It’s a whole new world, Jason Daly, director of production systems technology and marketing at John Deere, told IT Brew.

“The opportunities in the digital world pose challenges, but opportunities abound,” Daly said. “This is where, yes, it might be a bit scary or concerning yet we find the digital world is enabling customers to have more access to information, access to being more responsible, more sustainable, and then having proof points along the way.”

Data security threats are everywhere.

As the world becomes more digitized and interconnected, expect to see a corresponding rise in security threats. We talked to a number of manufacturers and firms about digital hygiene and the threats presented to sensitive data from threat actors.

The opportunity provided by increased connectivity is raising the possibility of breaches that could expose sensitive data and open the door to harmful hacks. That’s most dangerous when it comes to car software—hackers getting control of your vehicle could lead to disasters—but it’s also true of health IT, where your most personal and sensitive information can be exposed to malicious interests.

According to Julius Dewavrin, a product manager at Withings, a French health services company that made a splash this year at CES with its U-Scan home urine analysis tester, the threats are real. And the response is too.

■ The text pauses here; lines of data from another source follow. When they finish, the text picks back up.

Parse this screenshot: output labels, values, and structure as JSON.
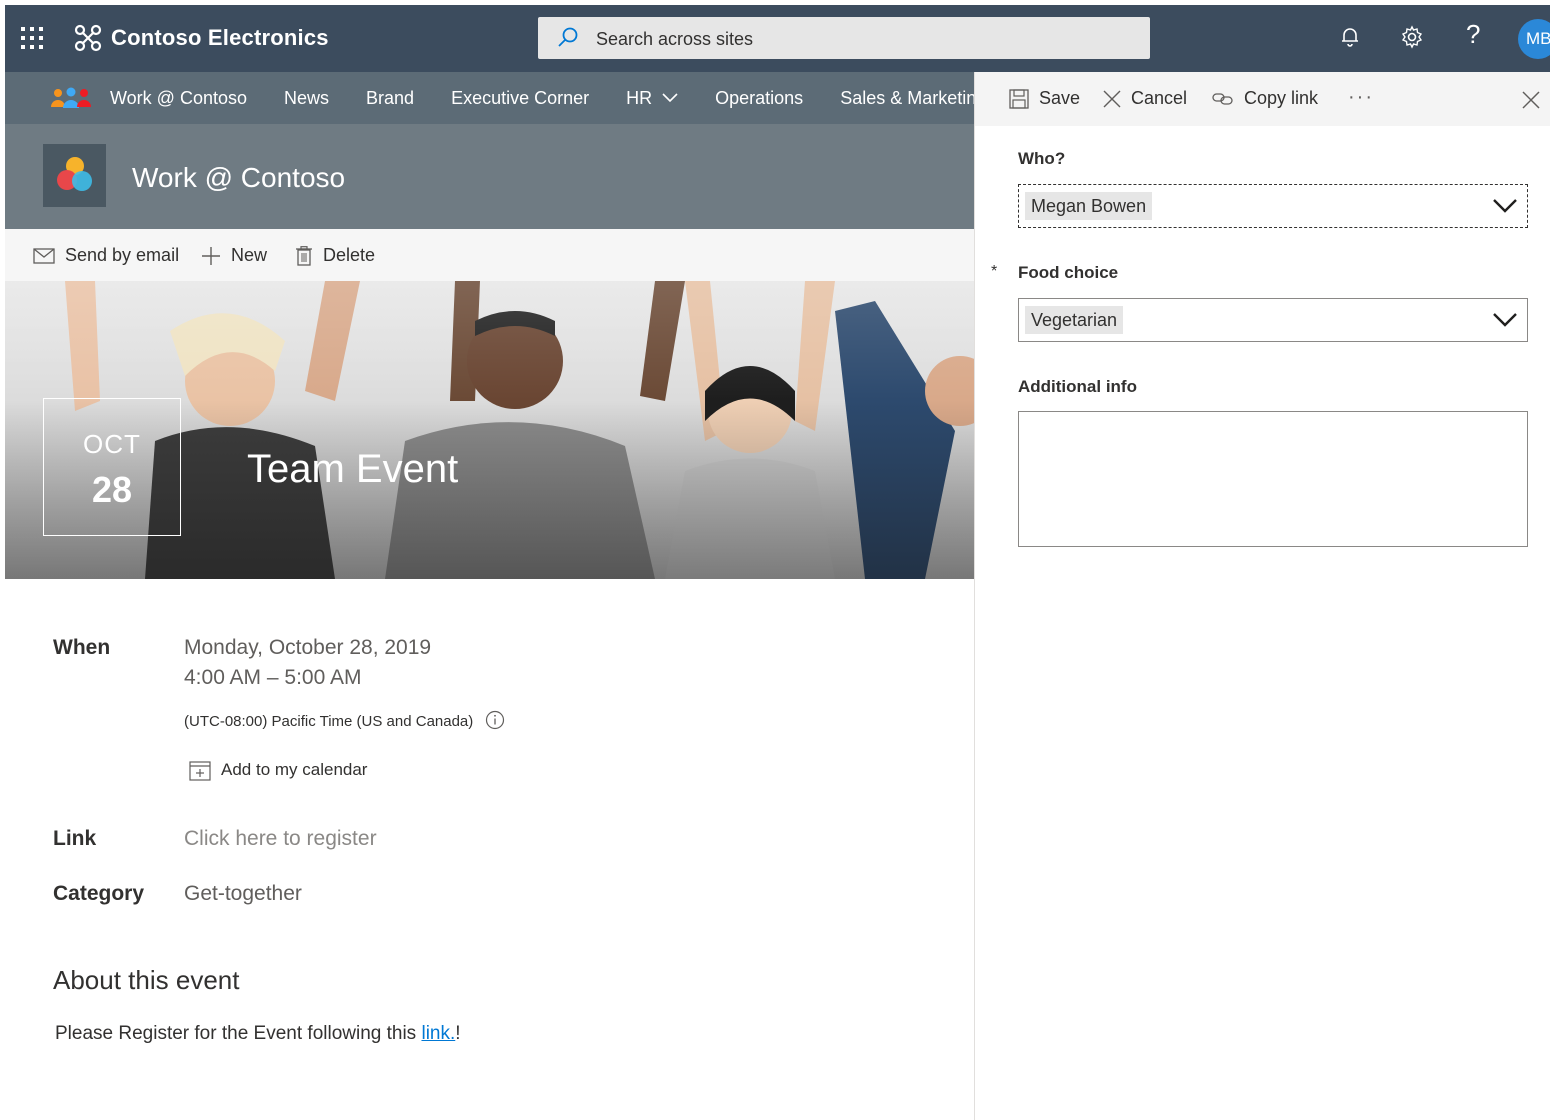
{
  "suitebar": {
    "brand": "Contoso Electronics",
    "search_placeholder": "Search across sites",
    "help": "?",
    "avatar_initials": "MB"
  },
  "sitenav": {
    "items": [
      "Work @ Contoso",
      "News",
      "Brand",
      "Executive Corner",
      "HR",
      "Operations",
      "Sales & Marketing"
    ]
  },
  "site": {
    "title": "Work @ Contoso"
  },
  "commands": {
    "send_by_email": "Send by email",
    "new": "New",
    "delete": "Delete"
  },
  "event": {
    "month": "OCT",
    "day": "28",
    "title": "Team Event",
    "when_label": "When",
    "date": "Monday, October 28, 2019",
    "time": "4:00 AM – 5:00 AM",
    "timezone": "(UTC-08:00) Pacific Time (US and Canada)",
    "add_to_calendar": "Add to my calendar",
    "link_label": "Link",
    "link_value": "Click here to register",
    "category_label": "Category",
    "category_value": "Get-together",
    "about_title": "About this event",
    "about_text_before": "Please Register for the Event following this ",
    "about_link": "link.",
    "about_text_after": "!"
  },
  "panel": {
    "save": "Save",
    "cancel": "Cancel",
    "copy_link": "Copy link",
    "more": "···",
    "fields": {
      "who_label": "Who?",
      "who_value": "Megan Bowen",
      "food_required_marker": "*",
      "food_label": "Food choice",
      "food_value": "Vegetarian",
      "info_label": "Additional info",
      "info_value": ""
    }
  },
  "colors": {
    "suitebar": "#3c4c5e",
    "sitenav": "#5c6b76",
    "siteheader": "#6f7b83",
    "accent": "#0078d4",
    "avatar": "#2b88d8"
  }
}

“Withings, like many global companies, is attacked on a daily basis,” Dewavrin told IT Brew. “The team is prepared for better or worse…and the data is encrypted.”—EH

Do you work in IT or have information about your IT department you want to share? Email [email protected]

Top insights for IT pros

From cybersecurity and big data to software development and gaming, IT Brew delivers the latest news and analysis of trends shaping the IT industry, like only The Brew can.